● **Work task**:
The only acceptable output is every entry, printed exactly.

%%

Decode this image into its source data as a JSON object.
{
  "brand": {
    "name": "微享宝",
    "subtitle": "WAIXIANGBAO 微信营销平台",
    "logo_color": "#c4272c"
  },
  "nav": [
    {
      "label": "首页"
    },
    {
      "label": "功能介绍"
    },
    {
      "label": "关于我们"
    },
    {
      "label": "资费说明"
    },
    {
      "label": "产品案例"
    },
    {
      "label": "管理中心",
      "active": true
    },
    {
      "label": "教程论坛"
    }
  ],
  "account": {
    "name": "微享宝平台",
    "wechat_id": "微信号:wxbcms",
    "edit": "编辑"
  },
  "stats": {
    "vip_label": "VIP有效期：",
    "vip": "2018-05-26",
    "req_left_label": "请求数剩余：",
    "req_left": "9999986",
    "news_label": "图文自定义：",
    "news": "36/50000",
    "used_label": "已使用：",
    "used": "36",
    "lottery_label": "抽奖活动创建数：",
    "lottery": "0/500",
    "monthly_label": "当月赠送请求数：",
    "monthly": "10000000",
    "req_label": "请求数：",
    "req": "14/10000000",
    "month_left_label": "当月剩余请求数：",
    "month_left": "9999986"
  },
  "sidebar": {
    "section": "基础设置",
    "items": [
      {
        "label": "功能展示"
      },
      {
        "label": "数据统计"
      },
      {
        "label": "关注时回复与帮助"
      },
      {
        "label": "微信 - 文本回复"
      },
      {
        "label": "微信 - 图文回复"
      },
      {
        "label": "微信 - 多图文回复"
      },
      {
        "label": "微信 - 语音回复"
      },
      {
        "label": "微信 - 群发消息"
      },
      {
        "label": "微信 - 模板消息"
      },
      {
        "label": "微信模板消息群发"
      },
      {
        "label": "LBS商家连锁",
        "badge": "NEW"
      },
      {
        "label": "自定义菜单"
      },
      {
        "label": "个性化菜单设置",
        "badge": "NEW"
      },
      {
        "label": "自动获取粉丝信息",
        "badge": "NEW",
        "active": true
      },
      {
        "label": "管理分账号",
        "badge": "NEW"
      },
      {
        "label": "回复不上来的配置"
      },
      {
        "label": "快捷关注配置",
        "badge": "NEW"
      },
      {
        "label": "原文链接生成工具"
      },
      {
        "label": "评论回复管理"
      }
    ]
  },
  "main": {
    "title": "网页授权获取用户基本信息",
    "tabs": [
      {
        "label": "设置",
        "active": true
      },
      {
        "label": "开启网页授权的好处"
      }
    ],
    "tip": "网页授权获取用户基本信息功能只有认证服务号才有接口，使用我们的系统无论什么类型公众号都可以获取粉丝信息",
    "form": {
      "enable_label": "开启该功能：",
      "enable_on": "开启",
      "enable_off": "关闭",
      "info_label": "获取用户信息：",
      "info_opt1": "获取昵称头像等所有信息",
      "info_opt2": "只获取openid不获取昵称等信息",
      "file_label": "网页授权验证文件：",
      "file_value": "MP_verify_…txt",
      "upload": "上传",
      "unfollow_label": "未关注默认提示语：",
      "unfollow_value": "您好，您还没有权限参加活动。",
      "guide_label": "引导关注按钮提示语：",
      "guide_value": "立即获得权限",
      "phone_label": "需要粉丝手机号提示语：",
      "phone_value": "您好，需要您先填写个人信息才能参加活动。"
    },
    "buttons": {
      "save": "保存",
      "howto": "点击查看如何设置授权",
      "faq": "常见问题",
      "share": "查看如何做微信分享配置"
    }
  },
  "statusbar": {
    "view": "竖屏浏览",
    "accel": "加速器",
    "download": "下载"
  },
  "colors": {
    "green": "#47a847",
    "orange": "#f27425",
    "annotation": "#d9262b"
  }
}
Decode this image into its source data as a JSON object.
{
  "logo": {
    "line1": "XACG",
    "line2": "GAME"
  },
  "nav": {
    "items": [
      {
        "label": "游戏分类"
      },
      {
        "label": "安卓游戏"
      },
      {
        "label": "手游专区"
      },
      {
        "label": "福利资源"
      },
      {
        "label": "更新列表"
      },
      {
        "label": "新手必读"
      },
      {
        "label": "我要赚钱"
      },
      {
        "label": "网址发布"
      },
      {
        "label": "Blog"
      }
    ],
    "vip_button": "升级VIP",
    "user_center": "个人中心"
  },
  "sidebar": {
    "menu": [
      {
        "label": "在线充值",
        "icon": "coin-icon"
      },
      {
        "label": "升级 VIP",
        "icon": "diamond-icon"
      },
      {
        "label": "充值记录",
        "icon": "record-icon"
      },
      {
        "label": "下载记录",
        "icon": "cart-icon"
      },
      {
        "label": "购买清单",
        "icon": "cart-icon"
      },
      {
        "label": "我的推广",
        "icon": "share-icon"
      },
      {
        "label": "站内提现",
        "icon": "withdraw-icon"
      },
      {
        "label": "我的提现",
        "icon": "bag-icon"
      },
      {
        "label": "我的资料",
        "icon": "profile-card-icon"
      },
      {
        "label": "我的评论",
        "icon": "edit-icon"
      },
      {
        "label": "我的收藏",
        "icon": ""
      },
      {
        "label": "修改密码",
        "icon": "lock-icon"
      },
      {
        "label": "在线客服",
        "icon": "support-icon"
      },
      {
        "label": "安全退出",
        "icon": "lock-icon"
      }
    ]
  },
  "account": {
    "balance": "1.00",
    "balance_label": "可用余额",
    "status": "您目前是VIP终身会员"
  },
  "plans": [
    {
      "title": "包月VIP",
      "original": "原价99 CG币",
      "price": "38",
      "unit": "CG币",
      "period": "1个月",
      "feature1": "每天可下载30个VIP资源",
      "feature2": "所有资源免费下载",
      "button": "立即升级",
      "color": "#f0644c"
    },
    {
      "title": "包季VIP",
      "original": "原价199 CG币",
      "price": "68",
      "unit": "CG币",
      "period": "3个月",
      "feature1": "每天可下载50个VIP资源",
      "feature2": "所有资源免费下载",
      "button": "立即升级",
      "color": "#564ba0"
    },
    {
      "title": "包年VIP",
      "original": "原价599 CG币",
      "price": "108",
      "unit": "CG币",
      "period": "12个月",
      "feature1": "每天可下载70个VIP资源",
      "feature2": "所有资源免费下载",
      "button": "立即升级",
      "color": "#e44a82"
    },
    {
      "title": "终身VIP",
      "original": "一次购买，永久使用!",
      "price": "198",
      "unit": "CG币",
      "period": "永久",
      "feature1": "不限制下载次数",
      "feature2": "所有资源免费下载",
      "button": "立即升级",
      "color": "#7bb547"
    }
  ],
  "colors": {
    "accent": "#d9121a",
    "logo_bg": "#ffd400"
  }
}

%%

● **Output below**:
Decode this image into its source data as a JSON object.
{
  "brand": {
    "name": "微享宝",
    "subtitle": "WAIXIANGBAO 微信营销平台",
    "logo_color": "#c4272c"
  },
  "nav": [
    {
      "label": "首页"
    },
    {
      "label": "功能介绍"
    },
    {
      "label": "关于我们"
    },
    {
      "label": "资费说明"
    },
    {
      "label": "产品案例"
    },
    {
      "label": "管理中心",
      "active": true
    },
    {
      "label": "教程论坛"
    }
  ],
  "account": {
    "name": "微享宝平台",
    "wechat_id": "微信号:wxbcms",
    "edit": "编辑"
  },
  "stats": {
    "vip_label": "VIP有效期：",
    "vip": "2018-05-26",
    "req_left_label": "请求数剩余：",
    "req_left": "9999986",
    "news_label": "图文自定义：",
    "news": "36/50000",
    "used_label": "已使用：",
    "used": "36",
    "lottery_label": "抽奖活动创建数：",
    "lottery": "0/500",
    "monthly_label": "当月赠送请求数：",
    "monthly": "10000000",
    "req_label": "请求数：",
    "req": "14/10000000",
    "month_left_label": "当月剩余请求数：",
    "month_left": "9999986"
  },
  "sidebar": {
    "section": "基础设置",
    "items": [
      {
        "label": "功能展示"
      },
      {
        "label": "数据统计"
      },
      {
        "label": "关注时回复与帮助"
      },
      {
        "label": "微信 - 文本回复"
      },
      {
        "label": "微信 - 图文回复"
      },
      {
        "label": "微信 - 多图文回复"
      },
      {
        "label": "微信 - 语音回复"
      },
      {
        "label": "微信 - 群发消息"
      },
      {
        "label": "微信 - 模板消息"
      },
      {
        "label": "微信模板消息群发"
      },
      {
        "label": "LBS商家连锁",
        "badge": "NEW"
      },
      {
        "label": "自定义菜单"
      },
      {
        "label": "个性化菜单设置",
        "badge": "NEW"
      },
      {
        "label": "自动获取粉丝信息",
        "badge": "NEW",
        "active": true
      },
      {
        "label": "管理分账号",
        "badge": "NEW"
      },
      {
        "label": "回复不上来的配置"
      },
      {
        "label": "快捷关注配置",
        "badge": "NEW"
      },
      {
        "label": "原文链接生成工具"
      },
      {
        "label": "评论回复管理"
      }
    ]
  },
  "main": {
    "title": "网页授权获取用户基本信息",
    "tabs": [
      {
        "label": "设置",
        "active": true
      },
      {
        "label": "开启网页授权的好处"
      }
    ],
    "tip": "网页授权获取用户基本信息功能只有认证服务号才有接口，使用我们的系统无论什么类型公众号都可以获取粉丝信息",
    "form": {
      "enable_label": "开启该功能：",
      "enable_on": "开启",
      "enable_off": "关闭",
      "info_label": "获取用户信息：",
      "info_opt1": "获取昵称头像等所有信息",
      "info_opt2": "只获取openid不获取昵称等信息",
      "file_label": "网页授权验证文件：",
      "file_value": "MP_verify_…txt",
      "upload": "上传",
      "unfollow_label": "未关注默认提示语：",
      "unfollow_value": "您好，您还没有权限参加活动。",
      "guide_label": "引导关注按钮提示语：",
      "guide_value": "立即获得权限",
      "phone_label": "需要粉丝手机号提示语：",
      "phone_value": "您好，需要您先填写个人信息才能参加活动。"
    },
    "buttons": {
      "save": "保存",
      "howto": "点击查看如何设置授权",
      "faq": "常见问题",
      "share": "查看如何做微信分享配置"
    }
  },
  "statusbar": {
    "view": "竖屏浏览",
    "accel": "加速器",
    "download": "下载"
  },
  "colors": {
    "green": "#47a847",
    "orange": "#f27425",
    "annotation": "#d9262b"
  }
}
Decode this image into its source data as a JSON object.
{
  "logo": {
    "line1": "XACG",
    "line2": "GAME"
  },
  "nav": {
    "items": [
      {
        "label": "游戏分类"
      },
      {
        "label": "安卓游戏"
      },
      {
        "label": "手游专区"
      },
      {
        "label": "福利资源"
      },
      {
        "label": "更新列表"
      },
      {
        "label": "新手必读"
      },
      {
        "label": "我要赚钱"
      },
      {
        "label": "网址发布"
      },
      {
        "label": "Blog"
      }
    ],
    "vip_button": "升级VIP",
    "user_center": "个人中心"
  },
  "sidebar": {
    "menu": [
      {
        "label": "在线充值",
        "icon": "coin-icon"
      },
      {
        "label": "升级 VIP",
        "icon": "diamond-icon"
      },
      {
        "label": "充值记录",
        "icon": "record-icon"
      },
      {
        "label": "下载记录",
        "icon": "cart-icon"
      },
      {
        "label": "购买清单",
        "icon": "cart-icon"
      },
      {
        "label": "我的推广",
        "icon": "share-icon"
      },
      {
        "label": "站内提现",
        "icon": "withdraw-icon"
      },
      {
        "label": "我的提现",
        "icon": "bag-icon"
      },
      {
        "label": "我的资料",
        "icon": "profile-card-icon"
      },
      {
        "label": "我的评论",
        "icon": "edit-icon"
      },
      {
        "label": "我的收藏",
        "icon": ""
      },
      {
        "label": "修改密码",
        "icon": "lock-icon"
      },
      {
        "label": "在线客服",
        "icon": "support-icon"
      },
      {
        "label": "安全退出",
        "icon": "lock-icon"
      }
    ]
  },
  "account": {
    "balance": "1.00",
    "balance_label": "可用余额",
    "status": "您目前是VIP终身会员"
  },
  "plans": [
    {
      "title": "包月VIP",
      "original": "原价99 CG币",
      "price": "38",
      "unit": "CG币",
      "period": "1个月",
      "feature1": "每天可下载30个VIP资源",
      "feature2": "所有资源免费下载",
      "button": "立即升级",
      "color": "#f0644c"
    },
    {
      "title": "包季VIP",
      "original": "原价199 CG币",
      "price": "68",
      "unit": "CG币",
      "period": "3个月",
      "feature1": "每天可下载50个VIP资源",
      "feature2": "所有资源免费下载",
      "button": "立即升级",
      "color": "#564ba0"
    },
    {
      "title": "包年VIP",
      "original": "原价599 CG币",
      "price": "108",
      "unit": "CG币",
      "period": "12个月",
      "feature1": "每天可下载70个VIP资源",
      "feature2": "所有资源免费下载",
      "button": "立即升级",
      "color": "#e44a82"
    },
    {
      "title": "终身VIP",
      "original": "一次购买，永久使用!",
      "price": "198",
      "unit": "CG币",
      "period": "永久",
      "feature1": "不限制下载次数",
      "feature2": "所有资源免费下载",
      "button": "立即升级",
      "color": "#7bb547"
    }
  ],
  "colors": {
    "accent": "#d9121a",
    "logo_bg": "#ffd400"
  }
}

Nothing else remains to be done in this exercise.